As I’ve discussed, this isn’t coming out of nowhere. Humanity’s current established centralized institutions and nation-states have become clownishly corrupt, merely existing to protect and enrich the powerful/connected as opposed to benefiting the population at large. As such, legitimacy has been shattered and people have begun to demand a new way. Whether we see this with the rising popularity of Bitcoin, or the UK decision to leave the EU, evidence is everywhere and we’ve already passed the point of no return. This is precisely why EU leaders are rallying around Madrid. They’re scared to death and fear they might be next. They’re probably right.

To continue reading: If You Want to Understand the Next 10 Years, Study Spain

Surprisingly, I’m Quite Optimistic About the Future, by Michael Krieger

It’s nice to hear some optimism once in a while. From Michael Krieger at libertyblitzkrieg.com:

To summarize, in just the last few years the world has invented a way to create software services that have no central operator. These services are called decentralized applications and they are enabled with crypto assets that incentivize entities on the internet to contribute resources — processing, storage, computing — necessary for the service to function.

It’s worth pausing to acknowledge that this is kind of miraculous. With just the internet, an open protocol, and a new kind of asset, we can instantiate networks that dynamically assemble the resources necessary to provide many kinds of services.

– From Adam Ludwin’s: A Letter to Jamie Dimon

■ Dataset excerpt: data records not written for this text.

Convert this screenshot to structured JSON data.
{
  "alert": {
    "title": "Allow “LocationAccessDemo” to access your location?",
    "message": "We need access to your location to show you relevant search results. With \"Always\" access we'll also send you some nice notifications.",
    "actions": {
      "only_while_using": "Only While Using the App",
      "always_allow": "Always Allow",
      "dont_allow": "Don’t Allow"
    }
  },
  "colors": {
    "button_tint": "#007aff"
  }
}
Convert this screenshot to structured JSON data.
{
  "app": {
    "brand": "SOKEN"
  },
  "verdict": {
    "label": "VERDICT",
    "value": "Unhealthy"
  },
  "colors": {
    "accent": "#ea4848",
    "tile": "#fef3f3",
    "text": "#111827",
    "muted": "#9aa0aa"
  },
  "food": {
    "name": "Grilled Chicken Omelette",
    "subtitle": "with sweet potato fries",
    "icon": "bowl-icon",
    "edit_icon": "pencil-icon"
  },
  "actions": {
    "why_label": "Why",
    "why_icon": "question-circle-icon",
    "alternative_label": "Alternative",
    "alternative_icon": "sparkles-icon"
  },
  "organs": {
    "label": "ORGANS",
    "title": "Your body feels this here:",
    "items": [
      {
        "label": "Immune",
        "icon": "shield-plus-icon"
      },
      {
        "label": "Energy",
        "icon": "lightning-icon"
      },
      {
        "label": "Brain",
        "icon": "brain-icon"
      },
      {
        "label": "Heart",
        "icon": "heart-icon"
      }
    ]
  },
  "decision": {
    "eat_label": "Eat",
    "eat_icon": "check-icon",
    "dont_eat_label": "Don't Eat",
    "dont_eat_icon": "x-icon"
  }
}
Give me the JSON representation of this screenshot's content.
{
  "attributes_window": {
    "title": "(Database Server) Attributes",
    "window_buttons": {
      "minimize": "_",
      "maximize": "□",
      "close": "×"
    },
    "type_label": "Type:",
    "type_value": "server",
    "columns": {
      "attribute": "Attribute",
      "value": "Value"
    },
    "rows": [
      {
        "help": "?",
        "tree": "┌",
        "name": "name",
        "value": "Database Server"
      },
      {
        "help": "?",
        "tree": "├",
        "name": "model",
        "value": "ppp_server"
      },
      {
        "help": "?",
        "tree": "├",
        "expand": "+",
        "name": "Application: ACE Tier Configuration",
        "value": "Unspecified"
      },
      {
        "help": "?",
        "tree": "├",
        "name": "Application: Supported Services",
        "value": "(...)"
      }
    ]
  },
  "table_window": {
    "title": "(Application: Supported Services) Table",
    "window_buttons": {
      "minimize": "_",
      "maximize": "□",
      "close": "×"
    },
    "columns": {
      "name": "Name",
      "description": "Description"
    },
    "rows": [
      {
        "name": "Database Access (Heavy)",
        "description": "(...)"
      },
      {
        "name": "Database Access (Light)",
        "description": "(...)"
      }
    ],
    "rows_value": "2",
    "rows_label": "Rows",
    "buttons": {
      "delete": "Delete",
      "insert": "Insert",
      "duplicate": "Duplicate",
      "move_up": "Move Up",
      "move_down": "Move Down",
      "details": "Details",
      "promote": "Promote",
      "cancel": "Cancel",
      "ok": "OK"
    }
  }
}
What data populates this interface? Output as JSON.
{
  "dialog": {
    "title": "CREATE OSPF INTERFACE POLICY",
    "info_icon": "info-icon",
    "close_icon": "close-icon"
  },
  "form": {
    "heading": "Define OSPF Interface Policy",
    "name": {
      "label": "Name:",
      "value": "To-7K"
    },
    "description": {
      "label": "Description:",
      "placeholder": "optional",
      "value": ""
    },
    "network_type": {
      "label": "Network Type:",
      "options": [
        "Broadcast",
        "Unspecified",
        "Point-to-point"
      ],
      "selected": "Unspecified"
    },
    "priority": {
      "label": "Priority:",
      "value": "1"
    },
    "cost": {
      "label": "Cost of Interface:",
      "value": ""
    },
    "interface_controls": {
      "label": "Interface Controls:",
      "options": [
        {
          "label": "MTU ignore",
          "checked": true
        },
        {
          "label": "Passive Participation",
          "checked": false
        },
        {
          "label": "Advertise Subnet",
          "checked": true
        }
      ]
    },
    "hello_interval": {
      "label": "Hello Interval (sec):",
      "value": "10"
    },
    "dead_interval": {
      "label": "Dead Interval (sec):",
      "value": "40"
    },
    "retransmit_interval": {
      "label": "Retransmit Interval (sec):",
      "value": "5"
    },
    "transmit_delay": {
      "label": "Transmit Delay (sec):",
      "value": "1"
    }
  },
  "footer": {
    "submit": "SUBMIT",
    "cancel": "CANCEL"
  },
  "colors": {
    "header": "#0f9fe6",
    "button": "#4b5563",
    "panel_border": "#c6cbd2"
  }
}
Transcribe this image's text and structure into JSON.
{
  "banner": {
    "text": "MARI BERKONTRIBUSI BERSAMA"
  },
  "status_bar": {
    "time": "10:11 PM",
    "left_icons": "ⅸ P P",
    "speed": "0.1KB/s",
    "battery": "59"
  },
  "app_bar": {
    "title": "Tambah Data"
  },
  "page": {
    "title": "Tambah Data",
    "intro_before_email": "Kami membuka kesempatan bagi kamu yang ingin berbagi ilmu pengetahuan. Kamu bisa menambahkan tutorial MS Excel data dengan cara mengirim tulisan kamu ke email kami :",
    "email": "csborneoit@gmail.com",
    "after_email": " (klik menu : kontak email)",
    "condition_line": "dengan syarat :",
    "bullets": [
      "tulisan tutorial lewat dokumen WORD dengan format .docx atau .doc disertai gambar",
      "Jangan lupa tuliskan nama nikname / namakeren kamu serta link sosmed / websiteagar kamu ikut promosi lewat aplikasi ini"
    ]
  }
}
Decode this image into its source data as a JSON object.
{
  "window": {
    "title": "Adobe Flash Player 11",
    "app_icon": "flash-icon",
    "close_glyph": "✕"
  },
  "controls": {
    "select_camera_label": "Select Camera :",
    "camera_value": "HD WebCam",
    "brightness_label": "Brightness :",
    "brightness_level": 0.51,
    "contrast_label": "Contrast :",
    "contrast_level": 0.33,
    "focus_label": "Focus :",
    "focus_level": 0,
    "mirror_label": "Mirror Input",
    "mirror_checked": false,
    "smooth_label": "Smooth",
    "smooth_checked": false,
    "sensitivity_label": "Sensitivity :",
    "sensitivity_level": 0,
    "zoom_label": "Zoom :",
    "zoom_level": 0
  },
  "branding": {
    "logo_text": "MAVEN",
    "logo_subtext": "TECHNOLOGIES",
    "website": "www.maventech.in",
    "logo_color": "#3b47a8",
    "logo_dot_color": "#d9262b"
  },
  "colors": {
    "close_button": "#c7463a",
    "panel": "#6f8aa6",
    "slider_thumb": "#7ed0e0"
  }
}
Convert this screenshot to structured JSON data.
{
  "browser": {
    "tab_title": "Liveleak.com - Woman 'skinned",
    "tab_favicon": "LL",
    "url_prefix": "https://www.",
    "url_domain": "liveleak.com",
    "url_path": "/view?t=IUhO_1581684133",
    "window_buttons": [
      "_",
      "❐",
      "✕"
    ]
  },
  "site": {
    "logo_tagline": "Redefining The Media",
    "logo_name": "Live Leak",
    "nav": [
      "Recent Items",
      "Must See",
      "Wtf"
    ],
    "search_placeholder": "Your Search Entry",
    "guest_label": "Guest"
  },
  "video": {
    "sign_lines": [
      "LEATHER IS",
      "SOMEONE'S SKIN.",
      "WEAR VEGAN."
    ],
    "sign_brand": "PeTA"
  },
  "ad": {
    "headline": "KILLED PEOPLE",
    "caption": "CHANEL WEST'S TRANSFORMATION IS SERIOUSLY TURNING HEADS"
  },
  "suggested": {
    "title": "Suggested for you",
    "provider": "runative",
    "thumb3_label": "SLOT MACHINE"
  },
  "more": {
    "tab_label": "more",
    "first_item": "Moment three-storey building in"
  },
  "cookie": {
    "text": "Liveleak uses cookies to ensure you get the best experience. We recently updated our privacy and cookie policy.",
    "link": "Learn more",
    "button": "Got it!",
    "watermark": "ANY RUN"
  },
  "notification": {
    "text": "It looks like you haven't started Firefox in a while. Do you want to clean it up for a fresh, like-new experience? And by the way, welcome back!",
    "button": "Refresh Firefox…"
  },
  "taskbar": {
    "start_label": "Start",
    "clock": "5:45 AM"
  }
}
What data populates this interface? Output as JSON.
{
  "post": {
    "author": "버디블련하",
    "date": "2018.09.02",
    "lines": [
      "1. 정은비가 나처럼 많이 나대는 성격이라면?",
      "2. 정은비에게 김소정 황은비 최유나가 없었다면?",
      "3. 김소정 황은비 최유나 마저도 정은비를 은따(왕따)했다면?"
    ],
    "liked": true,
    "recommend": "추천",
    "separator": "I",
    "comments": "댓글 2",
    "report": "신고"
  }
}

I’m actually pretty optimistic about the future. I know some of you might be surprised to hear that, but it’s true. This might not be the case if I had only five years left on the planet, but assuming I’m fortunate enough to stay healthy for another few decades, I think the world will be a much better place when I leave it than when I came in.

The simple fact of the matter is this. For things to get substantially better from any situation, it’s always easier to start from a pretty bad place. When I write articles describing the U.S. economy as a rent-seeking, oligarch controlled swindle, I don’t do this to fill you with a sense of insurmountable dread. Rather, the purpose of those posts is to shake as many people as possible out of their slumber. There’s simply no way we can come up with appropriate and conscious solutions to our problems unless we can identify the various scams that govern so much of life around us.

The most lucrative scams are simultaneously extremely bold and well hidden. As such, there’s no greater scam on earth than the scam of the monetary system. A system where a small group of unelected technocrats (central bankers) are given power to create and distribute money at their discretion. The power that these people wielded during the financial crisis was historic in nature and dastardly in its results. Essentially, the monetary system was used as a weapon to bailout and further enrich those already entrenched in positions of power and wealth at the expense of everyone else. There’s simply no way Donald Trump would be President today had it not been for the extraordinarily lopsided “recovery,” which was a direct result of government’s extremely unethical and arguably criminal response to the financial crisis.

To continue reading: Surprisingly, I’m Quite Optimistic About the Future